Copy every line of the records below where the word "heading" occurs.

Items from a data source:
#####

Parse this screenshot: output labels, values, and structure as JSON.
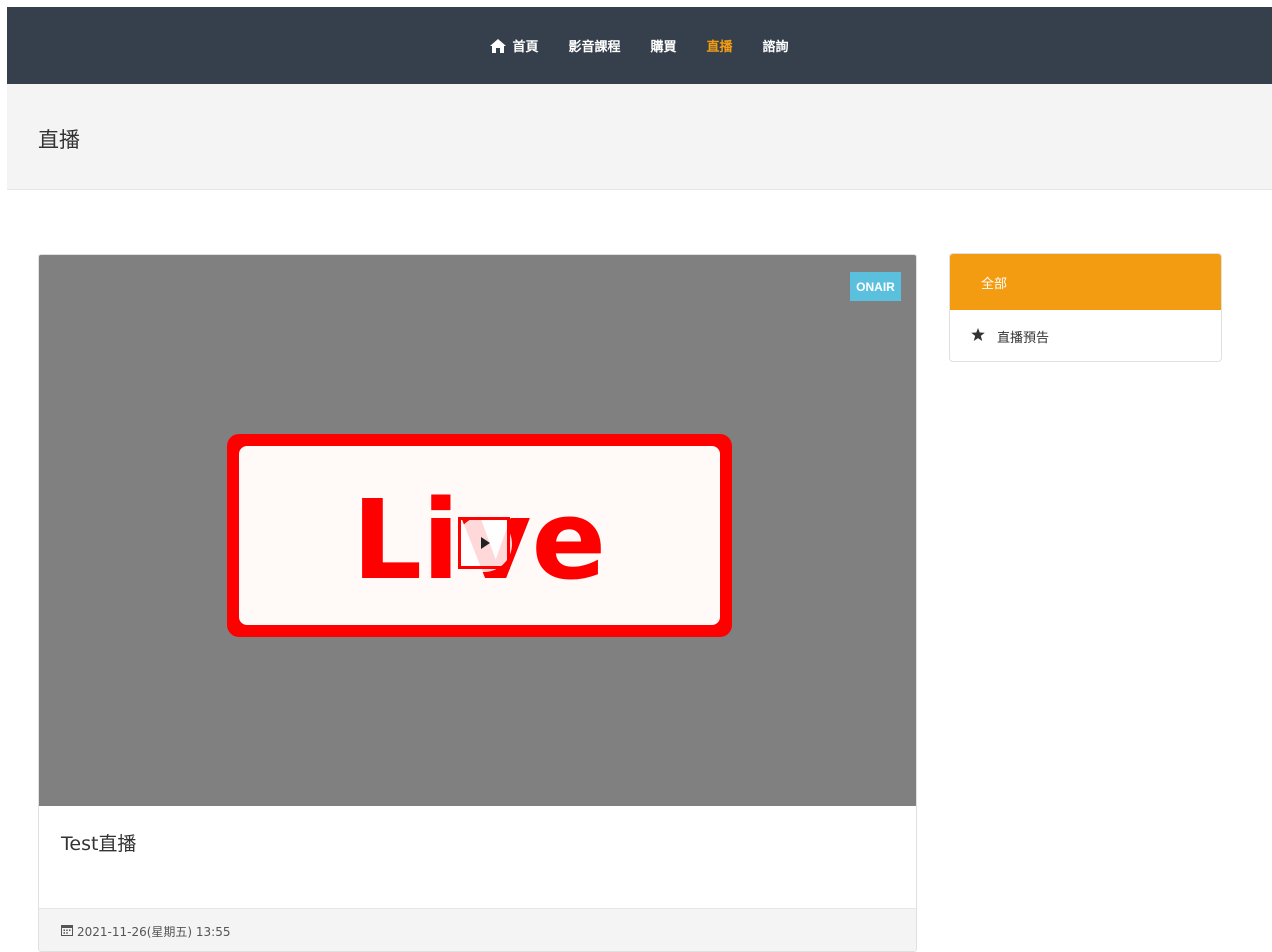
{
  "nav": {
    "items": [
      {
        "label": "首頁",
        "icon": "home-icon"
      },
      {
        "label": "影音課程"
      },
      {
        "label": "購買"
      },
      {
        "label": "直播"
      },
      {
        "label": "諮詢"
      }
    ],
    "active_color": "#f39c12",
    "background": "#36404c"
  },
  "page": {
    "title": "直播"
  },
  "card": {
    "badge": "ONAIR",
    "thumbnail_text": "Live",
    "title": "Test直播",
    "datetime": "2021-11-26(星期五) 13:55",
    "calendar_icon": "calendar-icon"
  },
  "sidebar": {
    "items": [
      {
        "label": "全部"
      },
      {
        "label": "直播預告",
        "icon": "star-icon"
      }
    ],
    "active_color": "#f39c12"
  }
}
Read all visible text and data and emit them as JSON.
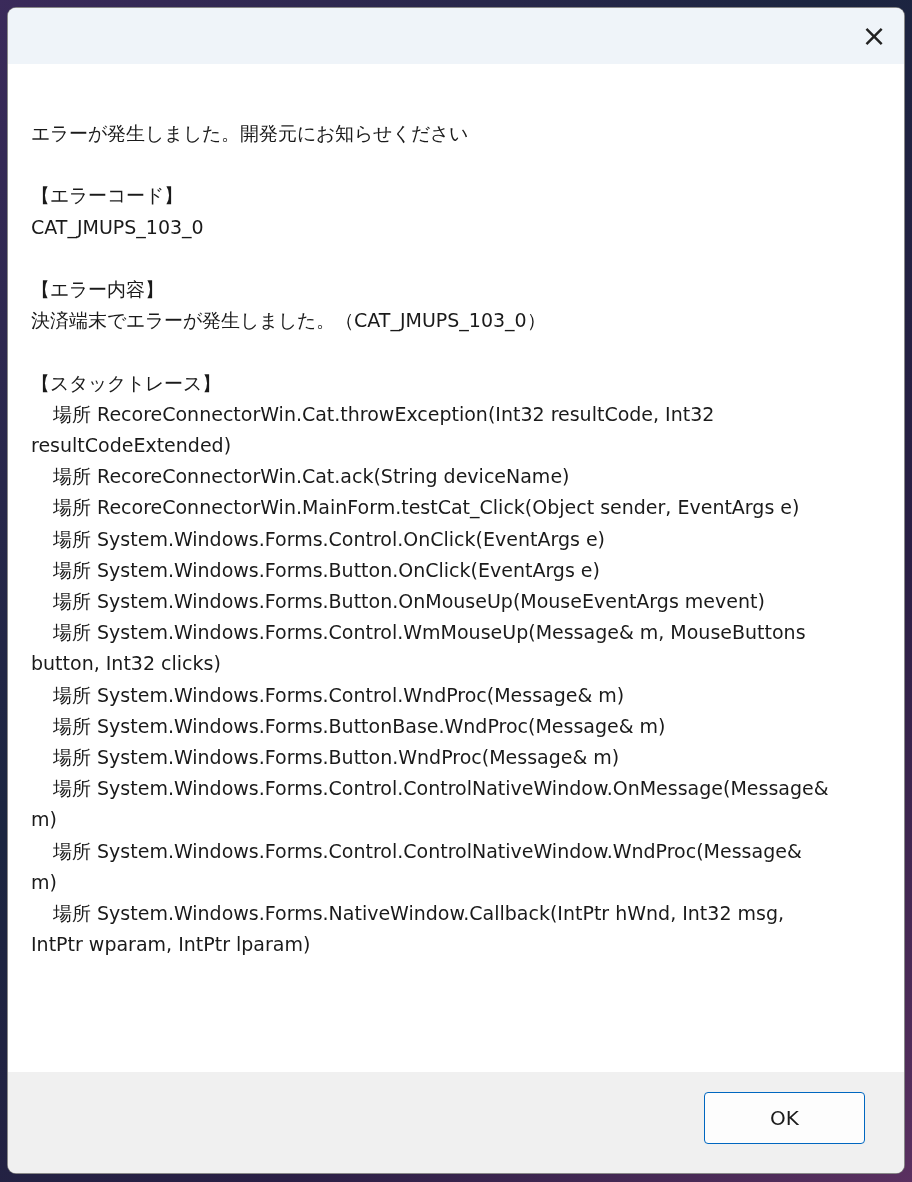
{
  "dialog": {
    "close_button": "×",
    "message": "エラーが発生しました。開発元にお知らせください",
    "sections": [
      {
        "heading": "【エラーコード】",
        "lines": [
          "CAT_JMUPS_103_0"
        ]
      },
      {
        "heading": "【エラー内容】",
        "lines": [
          "決済端末でエラーが発生しました。（CAT_JMUPS_103_0）"
        ]
      },
      {
        "heading": "【スタックトレース】",
        "lines": [
          "場所 RecoreConnectorWin.Cat.throwException(Int32 resultCode, Int32 resultCodeExtended)",
          "場所 RecoreConnectorWin.Cat.ack(String deviceName)",
          "場所 RecoreConnectorWin.MainForm.testCat_Click(Object sender, EventArgs e)",
          "場所 System.Windows.Forms.Control.OnClick(EventArgs e)",
          "場所 System.Windows.Forms.Button.OnClick(EventArgs e)",
          "場所 System.Windows.Forms.Button.OnMouseUp(MouseEventArgs mevent)",
          "場所 System.Windows.Forms.Control.WmMouseUp(Message& m, MouseButtons button, Int32 clicks)",
          "場所 System.Windows.Forms.Control.WndProc(Message& m)",
          "場所 System.Windows.Forms.ButtonBase.WndProc(Message& m)",
          "場所 System.Windows.Forms.Button.WndProc(Message& m)",
          "場所 System.Windows.Forms.Control.ControlNativeWindow.OnMessage(Message& m)",
          "場所 System.Windows.Forms.Control.ControlNativeWindow.WndProc(Message& m)",
          "場所 System.Windows.Forms.NativeWindow.Callback(IntPtr hWnd, Int32 msg, IntPtr wparam, IntPtr lparam)"
        ]
      }
    ],
    "buttons": [
      "OK"
    ]
  }
}
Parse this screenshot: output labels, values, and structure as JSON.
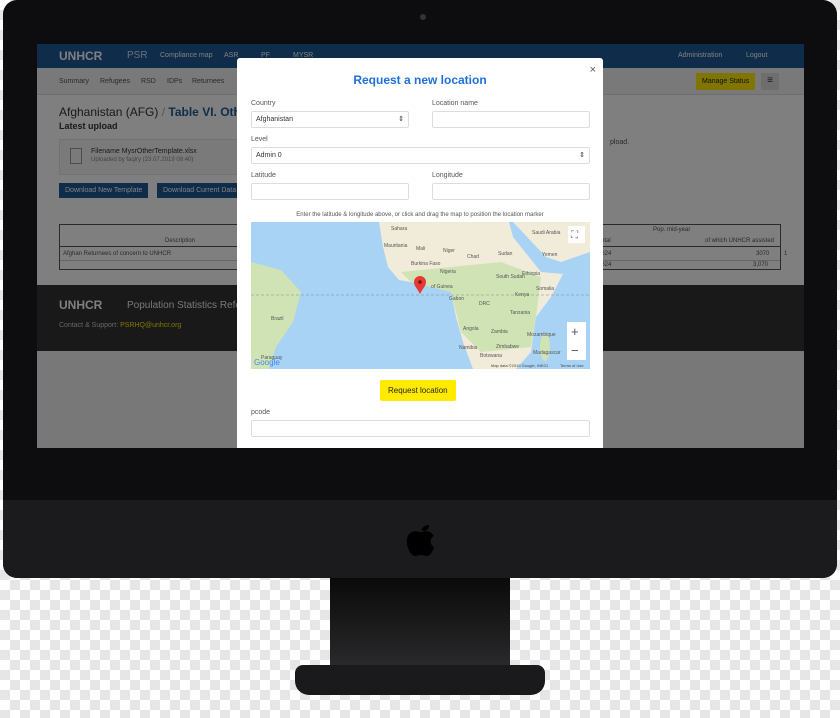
{
  "app": {
    "logo": "UNHCR",
    "product": "PSR",
    "nav": [
      "Compliance map",
      "ASR",
      "PF",
      "MYSR"
    ],
    "admin": "Administration",
    "logout": "Logout"
  },
  "subnav": [
    "Summary",
    "Refugees",
    "RSD",
    "IDPs",
    "Returnees"
  ],
  "manage_status": "Manage Status",
  "page": {
    "country": "Afghanistan (AFG)",
    "separator": "/",
    "table_title": "Table VI. Other",
    "latest_upload": "Latest upload",
    "filename": "Filename MysrOtherTemplate.xlsx",
    "uploaded_by": "Uploaded by faqiry (23.07.2019 08:40)",
    "upload_note": "pload.",
    "download_template": "Download New Template",
    "download_data": "Download Current Data"
  },
  "table": {
    "group_header": "Pop. mid-year",
    "headers": [
      "Description",
      "Total",
      "of which UNHCR assisted"
    ],
    "rows": [
      {
        "description": "Afghan Returnees of concern to UNHCR",
        "total": "3624",
        "assisted": "3070",
        "extra": "1"
      },
      {
        "description": "",
        "total": "3624",
        "assisted": "3,070",
        "extra": ""
      }
    ]
  },
  "footer": {
    "logo": "UNHCR",
    "title": "Population Statistics Reference",
    "contact_label": "Contact & Support:",
    "contact_email": "PSRHQ@unhcr.org"
  },
  "modal": {
    "title": "Request a new location",
    "close": "×",
    "country_label": "Country",
    "country_value": "Afghanistan",
    "location_label": "Location name",
    "location_value": "",
    "level_label": "Level",
    "level_value": "Admin 0",
    "lat_label": "Latitude",
    "lat_value": "",
    "lon_label": "Longitude",
    "lon_value": "",
    "hint": "Enter the latitude & longitude above, or click and drag the map to position the location marker",
    "submit": "Request location",
    "pcode_label": "pcode",
    "pcode_value": ""
  },
  "map": {
    "labels": [
      "Sahara",
      "Mauritania",
      "Mali",
      "Niger",
      "Chad",
      "Sudan",
      "Saudi Arabia",
      "Yemen",
      "Burkina Faso",
      "Nigeria",
      "South Sudan",
      "Ethiopia",
      "Somalia",
      "Kenya",
      "Gabon",
      "DRC",
      "Tanzania",
      "Brazil",
      "Angola",
      "Zambia",
      "Mozambique",
      "Namibia",
      "Zimbabwe",
      "Botswana",
      "Madagascar",
      "Paraguay",
      "of Guinea"
    ],
    "attribution": "Map data ©2019 Google, INEGI",
    "terms": "Terms of Use",
    "google": "Google",
    "zoom_in": "+",
    "zoom_out": "−",
    "colors": {
      "ocean": "#a9d3f5",
      "land": "#f1ecd9",
      "green": "#cfe3b5",
      "marker": "#e53935"
    }
  },
  "colors": {
    "brand": "#1f5a96",
    "accent": "#ffea00",
    "title": "#1e6fd9"
  }
}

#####

TASK RESULT:
        "heading": "【エラーコード】",
        "heading": "【エラー内容】",
        "heading": "【スタックトレース】",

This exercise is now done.